'Use to' questions can be answered in a couple of ways. Take a look at the foll(o)wing question and response:

wear...wear

'Did you use to wear a school uniform?'
'Yes, I used to wear (a wear) a horrible uniform!'

happened

We use 'would' when we want to talk about how often a past habit happen(en)ed. It can have the same meaning as 'used to'. For example:

a little mistake

Hi,

In the Answering 'use to' questions paragraph you repeated one part of the sentence.
'Yes, I used to wear a (wear a) horrible uniform!'

In the How to use 'the Passive' lesson, where I have no possibility to add a comment, you also repeated one part of the sentence
'In passive sentences the object becomes the subject and focus of the (of the) sentence.'

Please correct them! Thank You!

Thanks, Kate!

Hi Kate,

Thanks for pointing out those mistakes. I appreciate it!

Chris

missing wear

Hi Chris,

The 'wear' verb is missing now... Sad

Kate

Thanks for both corrections :)

Kate

Thanks AGAIN Kate.

Hi Kate,

thanks again! I need to be more careful!

Chris

USED TO

When we are talking about playing an instrument, we need to put the definite article 'the' before the instrument: plaY THE PIANO.

Rather complicated lesson,

Rather complicated lesson, espessially with would. I am almost confused:(
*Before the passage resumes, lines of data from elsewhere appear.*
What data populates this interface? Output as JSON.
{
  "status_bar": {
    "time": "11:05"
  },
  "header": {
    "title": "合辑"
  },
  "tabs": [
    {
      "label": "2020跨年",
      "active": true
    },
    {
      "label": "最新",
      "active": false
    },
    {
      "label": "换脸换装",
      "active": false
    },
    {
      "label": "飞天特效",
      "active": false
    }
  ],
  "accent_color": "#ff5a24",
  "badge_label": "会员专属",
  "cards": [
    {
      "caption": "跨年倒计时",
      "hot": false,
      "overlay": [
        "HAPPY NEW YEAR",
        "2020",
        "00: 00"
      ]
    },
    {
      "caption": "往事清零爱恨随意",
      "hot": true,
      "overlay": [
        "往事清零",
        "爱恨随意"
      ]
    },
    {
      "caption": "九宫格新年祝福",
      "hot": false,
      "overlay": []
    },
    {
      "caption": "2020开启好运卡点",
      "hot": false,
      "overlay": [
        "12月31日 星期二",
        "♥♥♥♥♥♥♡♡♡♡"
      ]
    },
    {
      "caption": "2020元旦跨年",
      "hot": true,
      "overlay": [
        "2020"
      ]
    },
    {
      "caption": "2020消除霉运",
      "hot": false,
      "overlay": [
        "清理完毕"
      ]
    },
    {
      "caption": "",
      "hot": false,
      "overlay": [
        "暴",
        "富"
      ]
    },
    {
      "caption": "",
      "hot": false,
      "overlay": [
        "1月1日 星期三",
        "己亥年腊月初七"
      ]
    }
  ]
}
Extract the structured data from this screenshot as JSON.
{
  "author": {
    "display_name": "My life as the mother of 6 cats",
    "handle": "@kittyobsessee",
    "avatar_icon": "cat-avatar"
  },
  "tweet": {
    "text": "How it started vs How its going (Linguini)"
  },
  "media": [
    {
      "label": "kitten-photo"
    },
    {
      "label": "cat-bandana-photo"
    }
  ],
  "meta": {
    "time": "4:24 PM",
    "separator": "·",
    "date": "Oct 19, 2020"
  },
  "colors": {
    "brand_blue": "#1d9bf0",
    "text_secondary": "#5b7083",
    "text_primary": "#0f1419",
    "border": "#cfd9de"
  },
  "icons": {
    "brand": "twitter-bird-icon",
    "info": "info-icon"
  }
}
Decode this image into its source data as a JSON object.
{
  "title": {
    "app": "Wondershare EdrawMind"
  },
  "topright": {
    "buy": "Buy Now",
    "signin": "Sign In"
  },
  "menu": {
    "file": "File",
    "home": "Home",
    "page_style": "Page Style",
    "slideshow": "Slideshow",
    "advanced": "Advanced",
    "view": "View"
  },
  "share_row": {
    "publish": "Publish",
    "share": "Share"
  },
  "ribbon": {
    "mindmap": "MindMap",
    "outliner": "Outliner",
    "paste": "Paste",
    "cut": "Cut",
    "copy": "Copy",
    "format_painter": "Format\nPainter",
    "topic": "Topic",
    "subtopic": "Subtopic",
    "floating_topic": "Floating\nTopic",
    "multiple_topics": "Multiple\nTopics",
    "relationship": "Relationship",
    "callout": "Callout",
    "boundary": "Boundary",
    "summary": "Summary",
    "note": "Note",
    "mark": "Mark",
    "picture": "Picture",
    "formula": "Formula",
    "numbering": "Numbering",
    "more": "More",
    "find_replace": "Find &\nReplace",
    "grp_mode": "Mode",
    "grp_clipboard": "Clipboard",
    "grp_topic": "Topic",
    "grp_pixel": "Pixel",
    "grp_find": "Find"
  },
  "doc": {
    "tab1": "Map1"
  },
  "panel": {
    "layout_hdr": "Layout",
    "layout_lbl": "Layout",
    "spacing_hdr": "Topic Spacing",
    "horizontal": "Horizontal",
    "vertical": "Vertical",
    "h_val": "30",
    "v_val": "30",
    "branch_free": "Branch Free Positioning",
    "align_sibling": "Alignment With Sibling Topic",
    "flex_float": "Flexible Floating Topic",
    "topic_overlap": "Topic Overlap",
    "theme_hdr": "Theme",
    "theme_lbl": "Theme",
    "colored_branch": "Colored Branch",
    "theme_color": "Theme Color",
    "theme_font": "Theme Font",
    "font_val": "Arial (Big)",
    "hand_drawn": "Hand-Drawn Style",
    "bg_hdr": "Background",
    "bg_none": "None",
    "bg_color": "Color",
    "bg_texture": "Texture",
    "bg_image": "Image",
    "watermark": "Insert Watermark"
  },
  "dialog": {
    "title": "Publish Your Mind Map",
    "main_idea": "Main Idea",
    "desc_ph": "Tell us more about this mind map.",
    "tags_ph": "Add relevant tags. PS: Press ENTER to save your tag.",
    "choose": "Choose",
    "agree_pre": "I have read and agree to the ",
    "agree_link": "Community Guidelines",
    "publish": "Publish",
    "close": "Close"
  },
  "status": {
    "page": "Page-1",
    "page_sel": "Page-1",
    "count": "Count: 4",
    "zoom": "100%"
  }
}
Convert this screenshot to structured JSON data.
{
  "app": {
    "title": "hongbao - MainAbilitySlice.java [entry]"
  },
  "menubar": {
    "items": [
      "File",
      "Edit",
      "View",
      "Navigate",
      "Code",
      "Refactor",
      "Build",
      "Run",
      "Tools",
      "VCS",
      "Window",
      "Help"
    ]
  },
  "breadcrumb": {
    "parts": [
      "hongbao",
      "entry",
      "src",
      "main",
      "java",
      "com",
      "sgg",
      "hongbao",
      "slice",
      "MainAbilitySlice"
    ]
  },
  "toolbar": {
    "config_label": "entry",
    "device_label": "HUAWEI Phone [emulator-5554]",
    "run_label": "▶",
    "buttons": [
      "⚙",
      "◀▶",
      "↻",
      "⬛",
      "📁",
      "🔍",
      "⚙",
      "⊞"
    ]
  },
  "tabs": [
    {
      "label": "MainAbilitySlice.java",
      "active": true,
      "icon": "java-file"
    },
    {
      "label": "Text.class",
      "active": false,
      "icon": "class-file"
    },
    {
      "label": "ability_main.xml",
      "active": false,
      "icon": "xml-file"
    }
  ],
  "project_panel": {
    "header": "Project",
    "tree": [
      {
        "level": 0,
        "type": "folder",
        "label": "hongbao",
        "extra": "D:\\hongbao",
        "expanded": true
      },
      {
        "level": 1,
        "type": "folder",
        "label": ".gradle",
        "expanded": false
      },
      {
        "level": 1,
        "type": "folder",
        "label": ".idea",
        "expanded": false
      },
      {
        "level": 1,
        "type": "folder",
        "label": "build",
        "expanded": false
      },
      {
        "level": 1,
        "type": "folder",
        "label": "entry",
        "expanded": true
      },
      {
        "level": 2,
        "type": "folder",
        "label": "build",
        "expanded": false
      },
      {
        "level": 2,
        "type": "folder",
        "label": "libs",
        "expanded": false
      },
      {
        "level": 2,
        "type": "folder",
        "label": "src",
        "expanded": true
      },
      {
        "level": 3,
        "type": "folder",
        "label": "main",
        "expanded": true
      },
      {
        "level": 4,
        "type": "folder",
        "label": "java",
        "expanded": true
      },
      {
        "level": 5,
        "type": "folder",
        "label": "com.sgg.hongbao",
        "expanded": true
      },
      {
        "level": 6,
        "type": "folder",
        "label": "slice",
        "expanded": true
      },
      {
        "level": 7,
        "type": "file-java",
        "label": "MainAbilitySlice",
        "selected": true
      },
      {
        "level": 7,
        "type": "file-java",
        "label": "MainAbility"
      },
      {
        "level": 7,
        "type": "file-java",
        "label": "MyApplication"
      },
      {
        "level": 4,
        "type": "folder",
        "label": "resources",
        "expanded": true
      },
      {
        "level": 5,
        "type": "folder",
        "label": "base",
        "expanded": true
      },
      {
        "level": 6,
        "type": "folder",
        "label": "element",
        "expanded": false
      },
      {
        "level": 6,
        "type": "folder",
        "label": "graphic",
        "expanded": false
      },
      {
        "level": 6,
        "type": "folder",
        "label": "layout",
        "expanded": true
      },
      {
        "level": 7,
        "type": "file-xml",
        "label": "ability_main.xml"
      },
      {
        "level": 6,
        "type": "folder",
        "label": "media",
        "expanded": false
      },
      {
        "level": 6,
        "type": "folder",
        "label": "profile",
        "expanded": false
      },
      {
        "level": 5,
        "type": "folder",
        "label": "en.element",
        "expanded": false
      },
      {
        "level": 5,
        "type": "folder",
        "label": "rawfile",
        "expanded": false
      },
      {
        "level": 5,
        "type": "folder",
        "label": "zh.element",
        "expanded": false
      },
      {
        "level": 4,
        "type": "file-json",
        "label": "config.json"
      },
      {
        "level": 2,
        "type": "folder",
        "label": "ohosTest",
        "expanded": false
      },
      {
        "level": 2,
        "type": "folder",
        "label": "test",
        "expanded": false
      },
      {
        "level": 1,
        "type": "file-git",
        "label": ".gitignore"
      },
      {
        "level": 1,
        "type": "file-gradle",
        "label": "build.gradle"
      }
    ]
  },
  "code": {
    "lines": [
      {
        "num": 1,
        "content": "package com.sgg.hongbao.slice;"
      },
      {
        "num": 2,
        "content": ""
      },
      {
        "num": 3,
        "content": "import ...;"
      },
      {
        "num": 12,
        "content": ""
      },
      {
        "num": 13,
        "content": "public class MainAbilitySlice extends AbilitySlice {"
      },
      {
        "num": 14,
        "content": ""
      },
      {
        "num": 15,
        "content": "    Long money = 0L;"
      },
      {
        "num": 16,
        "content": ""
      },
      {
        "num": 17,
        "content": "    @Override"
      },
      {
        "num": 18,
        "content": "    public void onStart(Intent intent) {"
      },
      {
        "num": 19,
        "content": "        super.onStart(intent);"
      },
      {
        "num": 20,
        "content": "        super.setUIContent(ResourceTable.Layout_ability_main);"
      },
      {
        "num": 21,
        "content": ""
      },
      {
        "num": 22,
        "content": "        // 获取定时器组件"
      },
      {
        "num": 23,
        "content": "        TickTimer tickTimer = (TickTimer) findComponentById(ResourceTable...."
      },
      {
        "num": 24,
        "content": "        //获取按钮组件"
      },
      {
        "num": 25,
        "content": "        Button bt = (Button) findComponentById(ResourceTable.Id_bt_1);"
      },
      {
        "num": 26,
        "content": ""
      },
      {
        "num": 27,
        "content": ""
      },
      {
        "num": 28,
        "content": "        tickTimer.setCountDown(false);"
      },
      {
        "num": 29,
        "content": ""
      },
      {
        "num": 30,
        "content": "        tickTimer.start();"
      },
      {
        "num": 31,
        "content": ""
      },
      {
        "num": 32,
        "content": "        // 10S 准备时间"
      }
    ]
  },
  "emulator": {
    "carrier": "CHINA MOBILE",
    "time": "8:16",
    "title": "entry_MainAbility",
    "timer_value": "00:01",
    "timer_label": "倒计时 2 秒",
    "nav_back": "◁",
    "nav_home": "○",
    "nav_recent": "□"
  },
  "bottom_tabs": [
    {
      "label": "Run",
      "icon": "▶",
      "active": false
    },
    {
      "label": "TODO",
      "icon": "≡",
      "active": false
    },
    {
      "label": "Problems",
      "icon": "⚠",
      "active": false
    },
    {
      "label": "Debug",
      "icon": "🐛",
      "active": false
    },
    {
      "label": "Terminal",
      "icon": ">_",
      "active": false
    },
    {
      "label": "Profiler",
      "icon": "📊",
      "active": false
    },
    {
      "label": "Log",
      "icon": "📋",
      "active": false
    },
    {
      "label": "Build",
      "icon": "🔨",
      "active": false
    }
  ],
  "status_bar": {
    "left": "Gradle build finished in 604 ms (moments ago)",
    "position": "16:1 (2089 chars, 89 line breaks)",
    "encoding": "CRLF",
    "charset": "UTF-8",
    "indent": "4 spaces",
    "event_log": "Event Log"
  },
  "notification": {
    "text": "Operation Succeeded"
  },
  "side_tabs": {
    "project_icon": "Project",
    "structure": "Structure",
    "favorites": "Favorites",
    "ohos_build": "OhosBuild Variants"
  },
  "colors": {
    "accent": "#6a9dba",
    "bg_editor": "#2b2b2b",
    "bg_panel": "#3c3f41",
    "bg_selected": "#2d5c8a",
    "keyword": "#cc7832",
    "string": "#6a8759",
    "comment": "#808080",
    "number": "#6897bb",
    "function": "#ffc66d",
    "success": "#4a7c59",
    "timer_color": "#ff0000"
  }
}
The lesson is easy to

The lesson is easy to understand but wat do you mean we don't need to say "to play THE piano" ?! Confusing...

hi denitsa

I agree with you THE lesson is easy to understand. and you know I put the before lesson because we both know which lesson we are talking about. I think that we don't need to say "to play the piano" is right because it doesn't important to know which piano we played exactly. Wink

Yeah, maybe

And still... Everywhere in my lessons I`ve read "play THe piano"... Until today. It`s confusing , you know. Smile

suMMMer )))

I saw a little mistake - three M ;-( in this sentense:

'When I was young, I used to visit my grandmother every summmer.'